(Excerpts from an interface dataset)
------------------------------------

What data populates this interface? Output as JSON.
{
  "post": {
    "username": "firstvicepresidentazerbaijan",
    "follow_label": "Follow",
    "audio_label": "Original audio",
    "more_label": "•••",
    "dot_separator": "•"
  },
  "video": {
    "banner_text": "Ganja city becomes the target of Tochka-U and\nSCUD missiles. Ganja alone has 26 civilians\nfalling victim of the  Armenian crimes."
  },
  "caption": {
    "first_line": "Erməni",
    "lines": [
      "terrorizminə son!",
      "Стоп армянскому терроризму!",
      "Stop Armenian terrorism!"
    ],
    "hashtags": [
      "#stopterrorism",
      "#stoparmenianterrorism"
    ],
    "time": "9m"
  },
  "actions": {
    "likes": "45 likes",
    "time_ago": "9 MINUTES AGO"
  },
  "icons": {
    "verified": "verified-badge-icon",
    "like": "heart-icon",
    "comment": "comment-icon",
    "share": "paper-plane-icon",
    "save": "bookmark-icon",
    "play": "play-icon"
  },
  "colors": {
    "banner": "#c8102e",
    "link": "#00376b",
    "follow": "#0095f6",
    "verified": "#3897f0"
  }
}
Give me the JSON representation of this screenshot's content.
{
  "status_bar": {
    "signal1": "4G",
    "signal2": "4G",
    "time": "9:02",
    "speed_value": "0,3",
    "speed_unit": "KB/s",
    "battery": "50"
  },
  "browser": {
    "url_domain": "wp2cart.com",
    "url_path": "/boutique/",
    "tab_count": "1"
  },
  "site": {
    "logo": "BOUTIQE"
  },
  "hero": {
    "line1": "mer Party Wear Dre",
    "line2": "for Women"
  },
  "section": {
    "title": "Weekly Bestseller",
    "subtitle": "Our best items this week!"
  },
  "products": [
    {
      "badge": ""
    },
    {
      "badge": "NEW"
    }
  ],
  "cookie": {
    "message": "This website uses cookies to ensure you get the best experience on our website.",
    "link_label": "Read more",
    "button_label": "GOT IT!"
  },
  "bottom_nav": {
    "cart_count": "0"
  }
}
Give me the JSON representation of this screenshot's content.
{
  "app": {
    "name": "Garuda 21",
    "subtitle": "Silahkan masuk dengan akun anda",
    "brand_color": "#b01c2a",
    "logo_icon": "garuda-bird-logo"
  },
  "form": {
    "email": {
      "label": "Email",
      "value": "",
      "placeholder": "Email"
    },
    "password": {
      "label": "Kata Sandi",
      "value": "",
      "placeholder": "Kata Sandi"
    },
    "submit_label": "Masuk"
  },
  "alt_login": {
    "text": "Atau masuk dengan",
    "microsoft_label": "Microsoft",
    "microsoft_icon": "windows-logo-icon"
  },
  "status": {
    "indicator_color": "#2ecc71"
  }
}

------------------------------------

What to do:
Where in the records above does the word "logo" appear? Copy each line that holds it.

Your solution:
    "logo": "BOUTIQE"
    "logo_icon": "garuda-bird-logo"
    "microsoft_icon": "windows-logo-icon"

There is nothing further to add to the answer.